The Spirit in Hamlet is central to the plot and has been interpreted in various ways. Greenblatt claims that the Ghost of Hamlet is more than a narrative device, a general standard of the Elizabethan vengeance play, as is frequently supposed. Its impact on both the public and young Hamlet extends far beyond its function as a storyline catalyst. W. W. Greg, a Shakespeare expert, believed that the Ghost was a fiction of Hamlet’s overworked mind. Shakespeare expert J. Dover Wilson and others have suggested that by having the Ghost come to others several times before appearing to Hamlet, Shakespeare demonstrates that the appearance is not a simple delusion. 
Shakespeare presents us with a young man plagued with existential uncertainties about punishment, death, and love, as well as a psychological and existential crisis.

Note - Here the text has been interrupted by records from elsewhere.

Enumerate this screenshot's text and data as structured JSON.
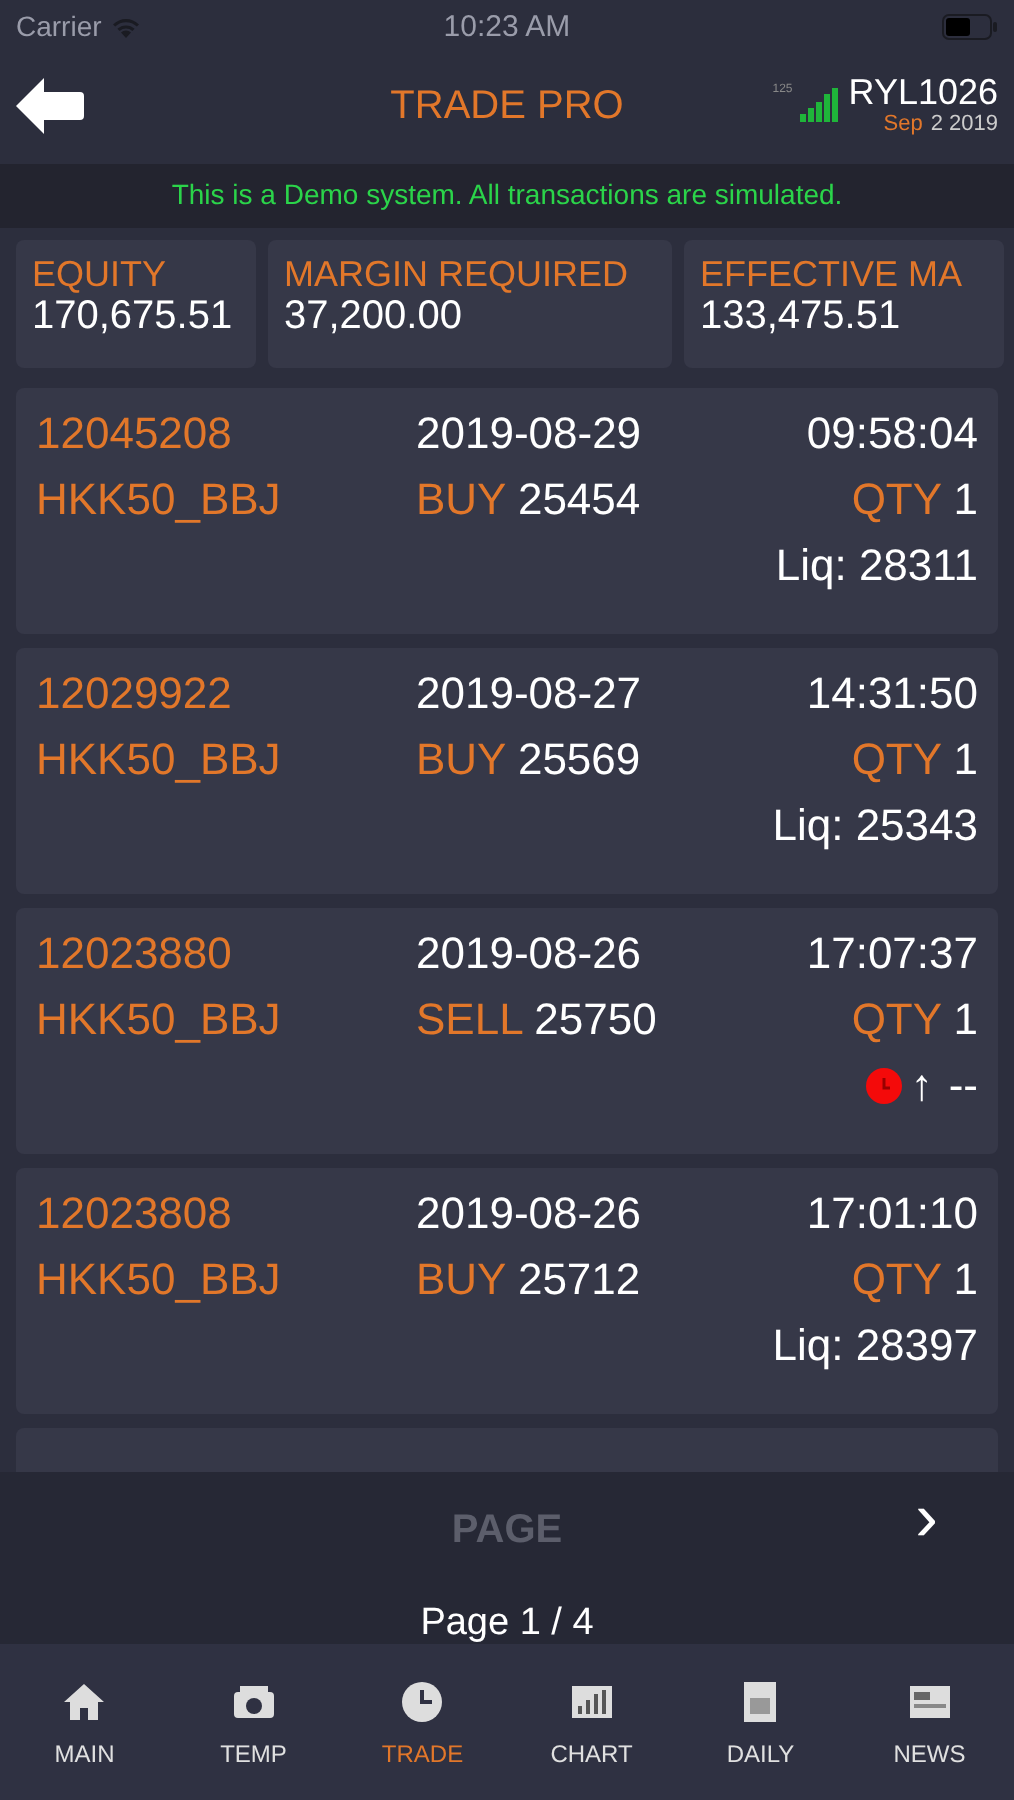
{
  "status_bar": {
    "carrier": "Carrier",
    "time": "10:23 AM"
  },
  "header": {
    "title": "TRADE PRO",
    "signal_value": "125",
    "account": "RYL1026",
    "date_month": "Sep",
    "date_rest": "2 2019"
  },
  "banner": "This is a Demo system. All transactions are simulated.",
  "summary": [
    {
      "label": "EQUITY",
      "value": "170,675.51"
    },
    {
      "label": "MARGIN REQUIRED",
      "value": "37,200.00"
    },
    {
      "label": "EFFECTIVE MA",
      "value": "133,475.51"
    }
  ],
  "trades": [
    {
      "id": "12045208",
      "date": "2019-08-29",
      "time": "09:58:04",
      "symbol": "HKK50_BBJ",
      "side": "BUY",
      "price": "25454",
      "qty_label": "QTY",
      "qty": "1",
      "kind": "liq",
      "liq": "Liq: 28311"
    },
    {
      "id": "12029922",
      "date": "2019-08-27",
      "time": "14:31:50",
      "symbol": "HKK50_BBJ",
      "side": "BUY",
      "price": "25569",
      "qty_label": "QTY",
      "qty": "1",
      "kind": "liq",
      "liq": "Liq: 25343"
    },
    {
      "id": "12023880",
      "date": "2019-08-26",
      "time": "17:07:37",
      "symbol": "HKK50_BBJ",
      "side": "SELL",
      "price": "25750",
      "qty_label": "QTY",
      "qty": "1",
      "kind": "pending",
      "arrow": "↑",
      "liq": "--"
    },
    {
      "id": "12023808",
      "date": "2019-08-26",
      "time": "17:01:10",
      "symbol": "HKK50_BBJ",
      "side": "BUY",
      "price": "25712",
      "qty_label": "QTY",
      "qty": "1",
      "kind": "liq",
      "liq": "Liq: 28397"
    },
    {
      "kind": "partial"
    }
  ],
  "pager": {
    "label": "PAGE",
    "page": "Page 1 / 4",
    "next": "›"
  },
  "tabs": [
    {
      "label": "MAIN",
      "kind": "home",
      "selected": false
    },
    {
      "label": "TEMP",
      "kind": "temp",
      "selected": false
    },
    {
      "label": "TRADE",
      "kind": "clock",
      "selected": true
    },
    {
      "label": "CHART",
      "kind": "chart",
      "selected": false
    },
    {
      "label": "DAILY",
      "kind": "daily",
      "selected": false
    },
    {
      "label": "NEWS",
      "kind": "news",
      "selected": false
    }
  ]
}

Shakespeare’s interpretative axis maybe The Ghost of King Hamlet. The Ghost, a paradigmatically present drama, harkens back to the late medieval area of enchantment and mysticism, the Catholic concept of Purgatory. “[T]he Ghost’s objective existence [is] dubious,” Gans writes, an illusion created by the mimetic rivalries of the play.
 Greenblatt, Stephen. Hamlet in Purgatory. Princeton: Princeton University Press, 2001.
Greg, W.W., “Hamlet’s Hallucinations”, Modern Language Review, XII, 1917, 393–421
 Joseph, Miriam “Discerning the Ghost in Hamlet”. PMLA. 76 (5): 493–502
 Gans, Eric. Originary Thinking: Elements of Generative Anthropology. Stanford: Stanford University Press, 1993.